So when the world becomes overcome by a strange new virus, we psychologically react to protect our health. And that reaction usually looks like disgust.
You might notice that you subconsciously plaster a disgusted look on your face when someone at the nearby gas pump sneezes. You may not even notice that you back away from a stranger who just looks unhealthy or sick. You possibly even feel disgusted at the thought of no longer social distancing.
Are you asking yourself, “How in the world did we live before all of this?” That’s a psychological disgust response too! Although it feels crude, remember that your body is just trying to survive. However, sometimes our responses are exaggerated or misplaced.
It’s just like the fight-or-flight response in someone with anxiety. Yes, you should have that reaction when you’re crossing the street and see a car zooming in your direction. But you shouldn’t necessarily have the same experience when your friendly next door neighbor waves hello from their mailbox.
You should be disgusted by deadly germs, but not all germs are deadly.
- Remind yourself that not every person you encounter is sick, contagious, or a COVID-19 carrier.
- Take appropriate precautions such as wearing a face mask when required or washing/sanitizing your hands. But don’t fear that touching an inkpen or pushing an elevator button will kill you.
- Acknowledge that you do not want to get coughed or sneezed on. But realize that people don’t just sneeze when they are sick—our noses get tickled and prompt us to sneeze for so many reasons.
- Rationalize your primal disgust response. A sneeze doesn’t mean they are sick. I can touch the same object as another person. Etc.

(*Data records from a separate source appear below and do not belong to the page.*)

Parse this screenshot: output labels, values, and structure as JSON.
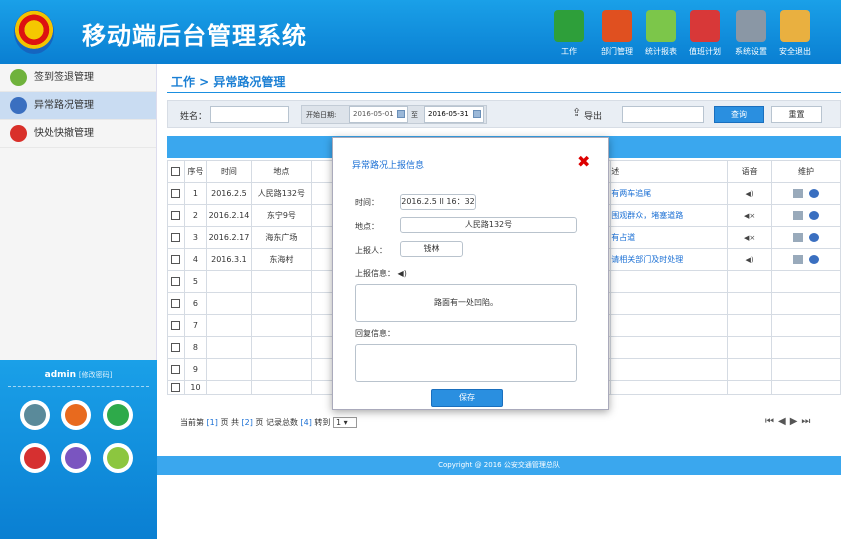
{
  "header": {
    "title": "移动端后台管理系统"
  },
  "topnav": [
    {
      "label": "工作",
      "icon": "book-icon",
      "color": "#2e9f3a"
    },
    {
      "label": "部门管理",
      "icon": "people-icon",
      "color": "#e05020"
    },
    {
      "label": "统计报表",
      "icon": "report-icon",
      "color": "#7cc64a"
    },
    {
      "label": "值班计划",
      "icon": "calendar-icon",
      "color": "#d83838"
    },
    {
      "label": "系统设置",
      "icon": "tools-icon",
      "color": "#8a97a5"
    },
    {
      "label": "安全退出",
      "icon": "exit-door-icon",
      "color": "#e9b040"
    }
  ],
  "sidebar": {
    "items": [
      {
        "label": "签到签退管理",
        "icon": "user-checkin-icon",
        "color": "#6fb23c"
      },
      {
        "label": "异常路况管理",
        "icon": "traffic-warning-icon",
        "color": "#3a6fc0"
      },
      {
        "label": "快处快撤管理",
        "icon": "mail-icon",
        "color": "#d9302a"
      }
    ]
  },
  "user": {
    "name": "admin",
    "edit": "[修改密码]"
  },
  "apps": [
    {
      "icon": "pen-app-icon",
      "color": "#5a8a9a"
    },
    {
      "icon": "firefox-app-icon",
      "color": "#e86a1e"
    },
    {
      "icon": "drive-app-icon",
      "color": "#2eaa4a"
    },
    {
      "icon": "gmail-app-icon",
      "color": "#d63030"
    },
    {
      "icon": "chrome-app-icon",
      "color": "#7a55c0"
    },
    {
      "icon": "android-app-icon",
      "color": "#8cc63f"
    }
  ],
  "breadcrumb": "工作 > 异常路况管理",
  "filter": {
    "name_label": "姓名：",
    "date_label": "开始日期:",
    "date_from": "2016-05-01",
    "to": "至",
    "date_to": "2016-05-31",
    "export": "导出",
    "search": "查询",
    "reset": "重置"
  },
  "table": {
    "headers": [
      "序号",
      "时间",
      "地点",
      "述",
      "语音",
      "维护"
    ],
    "rows": [
      {
        "no": "1",
        "time": "2016.2.5",
        "place": "人民路132号",
        "desc": "有两车追尾",
        "voice": "speaker-icon"
      },
      {
        "no": "2",
        "time": "2016.2.14",
        "place": "东宁9号",
        "desc": "围观群众，堵塞道路",
        "voice": "mute-icon"
      },
      {
        "no": "3",
        "time": "2016.2.17",
        "place": "海东广场",
        "desc": "有占道",
        "voice": "mute-icon"
      },
      {
        "no": "4",
        "time": "2016.3.1",
        "place": "东海村",
        "desc": "请相关部门及时处理",
        "voice": "speaker-icon"
      },
      {
        "no": "5"
      },
      {
        "no": "6"
      },
      {
        "no": "7"
      },
      {
        "no": "8"
      },
      {
        "no": "9"
      },
      {
        "no": "10"
      }
    ]
  },
  "pager": {
    "t1": "当前第",
    "cur": "[1]",
    "t2": "页 共",
    "total": "[2]",
    "t3": "页 记录总数",
    "count": "[4]",
    "t4": "转到",
    "sel": "1"
  },
  "footer": "Copyright @ 2016 公安交通管理总队",
  "modal": {
    "title": "异常路况上报信息",
    "time_label": "时间：",
    "time": "2016.2.5 ll 16：32",
    "place_label": "地点：",
    "place": "人民路132号",
    "reporter_label": "上报人：",
    "reporter": "钱林",
    "info_label": "上报信息：",
    "info": "路面有一处凹陷。",
    "reply_label": "回复信息：",
    "save": "保存"
  }
}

The second psychological byproduct of a pandemic is widespread mistrust. According to research, we judge people more harshly during our first encounter when we feel vulnerable to infections (which is probably true for most of us during this season). And if the other individual is less attractive, then we judge even more harshly, assuming that their unattractive features indicate ill health.

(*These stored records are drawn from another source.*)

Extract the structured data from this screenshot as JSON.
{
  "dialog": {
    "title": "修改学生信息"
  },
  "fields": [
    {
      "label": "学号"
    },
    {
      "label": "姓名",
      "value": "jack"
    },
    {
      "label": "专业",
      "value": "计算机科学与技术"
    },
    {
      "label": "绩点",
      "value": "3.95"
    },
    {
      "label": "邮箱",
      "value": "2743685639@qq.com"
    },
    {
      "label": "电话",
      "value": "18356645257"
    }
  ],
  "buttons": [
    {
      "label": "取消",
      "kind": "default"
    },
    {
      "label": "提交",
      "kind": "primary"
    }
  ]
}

Once again this can be linked back to our ancestors. They were naturally fearful of outsiders for limitless reasons, including their self-protective impulse to survive. Presently we live in an era of globalization so this reaction leads to prejudice and widespread mistrust. For example, consider how cautious many people have grown of Asians and Asian products since the outbreak of COVID-19.
Much like an overactive fight-or-flight response, this mistrust is a misinterpretation of reality.
- Remind yourself that not every stranger is untrustworthy.
- Take appropriate precautions, such as parking in a well-lit area or not venturing out alone at night. But don’t fear that every stranger you pass is a threat.
- Acknowledge that other people may also unintentionally find you untrustworthy.
- Rationalize your primal response to not trust others. A foreigner isn’t an enemy. Someone who looks or acts different from you is still a human being. Etc.
Overwhelmed by your disgust and mistrust?
How has this pandemic psychologically changed you?
- Do you judge others harshly?
- Are you overly cautious?
- Do you steer clear of people who don’t look like you or seem unhealthy?
- Are your human survival instincts of flight-or-fight and survival-of-the-fittest too strong?
If this pandemic flared up your human reflexes of disgust and mistrust, we can help. Life may not return to “normal” and that’s okay. Nevertheless you can be respectful of others and alter your perspective of the people around you.
Give us a call so we can help you cope with your disgust and mistrust reactions. Not sure if that’s your issue? Together we can discover the impact that COVID-19 has had on you—from personal thoughts and interpersonal relationships, to anxieties and fears, to adjusting to a new-normal.
Teen Social Anxiety